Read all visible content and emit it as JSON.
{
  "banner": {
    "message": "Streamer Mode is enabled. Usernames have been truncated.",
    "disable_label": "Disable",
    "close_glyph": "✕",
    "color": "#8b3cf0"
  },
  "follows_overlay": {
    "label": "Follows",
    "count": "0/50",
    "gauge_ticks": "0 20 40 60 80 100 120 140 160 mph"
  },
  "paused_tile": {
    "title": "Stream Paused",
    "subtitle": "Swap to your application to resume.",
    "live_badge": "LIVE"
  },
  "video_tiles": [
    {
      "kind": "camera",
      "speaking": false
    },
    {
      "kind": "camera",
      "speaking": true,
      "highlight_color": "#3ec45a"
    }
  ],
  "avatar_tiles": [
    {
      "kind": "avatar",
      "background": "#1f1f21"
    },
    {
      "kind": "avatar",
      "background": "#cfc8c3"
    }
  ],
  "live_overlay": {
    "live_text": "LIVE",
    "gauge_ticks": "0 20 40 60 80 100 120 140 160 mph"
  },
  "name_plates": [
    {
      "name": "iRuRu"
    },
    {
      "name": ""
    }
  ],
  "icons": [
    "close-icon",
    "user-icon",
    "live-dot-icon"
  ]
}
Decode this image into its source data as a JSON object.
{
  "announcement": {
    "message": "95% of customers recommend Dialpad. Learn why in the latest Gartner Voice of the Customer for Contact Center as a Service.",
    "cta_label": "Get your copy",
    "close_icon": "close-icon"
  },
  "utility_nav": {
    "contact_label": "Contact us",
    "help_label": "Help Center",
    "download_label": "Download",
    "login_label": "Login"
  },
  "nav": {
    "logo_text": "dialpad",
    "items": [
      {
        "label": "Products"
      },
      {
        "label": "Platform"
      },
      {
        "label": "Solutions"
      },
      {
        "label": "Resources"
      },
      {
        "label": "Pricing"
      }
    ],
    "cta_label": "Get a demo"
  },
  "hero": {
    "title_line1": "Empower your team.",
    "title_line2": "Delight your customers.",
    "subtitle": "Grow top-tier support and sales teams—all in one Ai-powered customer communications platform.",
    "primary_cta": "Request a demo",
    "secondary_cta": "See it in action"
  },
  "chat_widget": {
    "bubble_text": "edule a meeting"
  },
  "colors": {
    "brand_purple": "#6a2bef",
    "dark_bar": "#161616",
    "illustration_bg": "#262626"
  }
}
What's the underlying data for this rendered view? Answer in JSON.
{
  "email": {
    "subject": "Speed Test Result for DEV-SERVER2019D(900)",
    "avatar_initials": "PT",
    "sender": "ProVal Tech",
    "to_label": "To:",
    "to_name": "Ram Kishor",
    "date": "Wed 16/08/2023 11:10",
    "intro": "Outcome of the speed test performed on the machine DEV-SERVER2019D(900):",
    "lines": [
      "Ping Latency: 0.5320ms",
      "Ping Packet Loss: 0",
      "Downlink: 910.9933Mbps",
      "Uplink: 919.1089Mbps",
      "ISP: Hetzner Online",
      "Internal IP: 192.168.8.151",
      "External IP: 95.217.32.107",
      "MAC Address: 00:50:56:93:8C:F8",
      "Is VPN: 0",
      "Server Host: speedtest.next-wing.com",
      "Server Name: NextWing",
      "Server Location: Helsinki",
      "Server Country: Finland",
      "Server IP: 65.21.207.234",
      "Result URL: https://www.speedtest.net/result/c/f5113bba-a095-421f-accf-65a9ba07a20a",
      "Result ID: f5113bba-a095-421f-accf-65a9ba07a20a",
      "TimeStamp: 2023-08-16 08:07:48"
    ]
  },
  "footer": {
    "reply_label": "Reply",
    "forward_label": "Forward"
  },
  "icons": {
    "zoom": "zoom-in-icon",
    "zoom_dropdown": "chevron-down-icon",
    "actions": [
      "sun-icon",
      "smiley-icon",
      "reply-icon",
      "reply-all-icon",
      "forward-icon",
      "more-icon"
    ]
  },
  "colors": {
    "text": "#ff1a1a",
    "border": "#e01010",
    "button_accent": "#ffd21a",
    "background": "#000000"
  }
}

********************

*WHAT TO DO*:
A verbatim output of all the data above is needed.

*YOUR RESPONSE*:
Read all visible content and emit it as JSON.
{
  "banner": {
    "message": "Streamer Mode is enabled. Usernames have been truncated.",
    "disable_label": "Disable",
    "close_glyph": "✕",
    "color": "#8b3cf0"
  },
  "follows_overlay": {
    "label": "Follows",
    "count": "0/50",
    "gauge_ticks": "0 20 40 60 80 100 120 140 160 mph"
  },
  "paused_tile": {
    "title": "Stream Paused",
    "subtitle": "Swap to your application to resume.",
    "live_badge": "LIVE"
  },
  "video_tiles": [
    {
      "kind": "camera",
      "speaking": false
    },
    {
      "kind": "camera",
      "speaking": true,
      "highlight_color": "#3ec45a"
    }
  ],
  "avatar_tiles": [
    {
      "kind": "avatar",
      "background": "#1f1f21"
    },
    {
      "kind": "avatar",
      "background": "#cfc8c3"
    }
  ],
  "live_overlay": {
    "live_text": "LIVE",
    "gauge_ticks": "0 20 40 60 80 100 120 140 160 mph"
  },
  "name_plates": [
    {
      "name": "iRuRu"
    },
    {
      "name": ""
    }
  ],
  "icons": [
    "close-icon",
    "user-icon",
    "live-dot-icon"
  ]
}
Decode this image into its source data as a JSON object.
{
  "announcement": {
    "message": "95% of customers recommend Dialpad. Learn why in the latest Gartner Voice of the Customer for Contact Center as a Service.",
    "cta_label": "Get your copy",
    "close_icon": "close-icon"
  },
  "utility_nav": {
    "contact_label": "Contact us",
    "help_label": "Help Center",
    "download_label": "Download",
    "login_label": "Login"
  },
  "nav": {
    "logo_text": "dialpad",
    "items": [
      {
        "label": "Products"
      },
      {
        "label": "Platform"
      },
      {
        "label": "Solutions"
      },
      {
        "label": "Resources"
      },
      {
        "label": "Pricing"
      }
    ],
    "cta_label": "Get a demo"
  },
  "hero": {
    "title_line1": "Empower your team.",
    "title_line2": "Delight your customers.",
    "subtitle": "Grow top-tier support and sales teams—all in one Ai-powered customer communications platform.",
    "primary_cta": "Request a demo",
    "secondary_cta": "See it in action"
  },
  "chat_widget": {
    "bubble_text": "edule a meeting"
  },
  "colors": {
    "brand_purple": "#6a2bef",
    "dark_bar": "#161616",
    "illustration_bg": "#262626"
  }
}
What's the underlying data for this rendered view? Answer in JSON.
{
  "email": {
    "subject": "Speed Test Result for DEV-SERVER2019D(900)",
    "avatar_initials": "PT",
    "sender": "ProVal Tech",
    "to_label": "To:",
    "to_name": "Ram Kishor",
    "date": "Wed 16/08/2023 11:10",
    "intro": "Outcome of the speed test performed on the machine DEV-SERVER2019D(900):",
    "lines": [
      "Ping Latency: 0.5320ms",
      "Ping Packet Loss: 0",
      "Downlink: 910.9933Mbps",
      "Uplink: 919.1089Mbps",
      "ISP: Hetzner Online",
      "Internal IP: 192.168.8.151",
      "External IP: 95.217.32.107",
      "MAC Address: 00:50:56:93:8C:F8",
      "Is VPN: 0",
      "Server Host: speedtest.next-wing.com",
      "Server Name: NextWing",
      "Server Location: Helsinki",
      "Server Country: Finland",
      "Server IP: 65.21.207.234",
      "Result URL: https://www.speedtest.net/result/c/f5113bba-a095-421f-accf-65a9ba07a20a",
      "Result ID: f5113bba-a095-421f-accf-65a9ba07a20a",
      "TimeStamp: 2023-08-16 08:07:48"
    ]
  },
  "footer": {
    "reply_label": "Reply",
    "forward_label": "Forward"
  },
  "icons": {
    "zoom": "zoom-in-icon",
    "zoom_dropdown": "chevron-down-icon",
    "actions": [
      "sun-icon",
      "smiley-icon",
      "reply-icon",
      "reply-all-icon",
      "forward-icon",
      "more-icon"
    ]
  },
  "colors": {
    "text": "#ff1a1a",
    "border": "#e01010",
    "button_accent": "#ffd21a",
    "background": "#000000"
  }
}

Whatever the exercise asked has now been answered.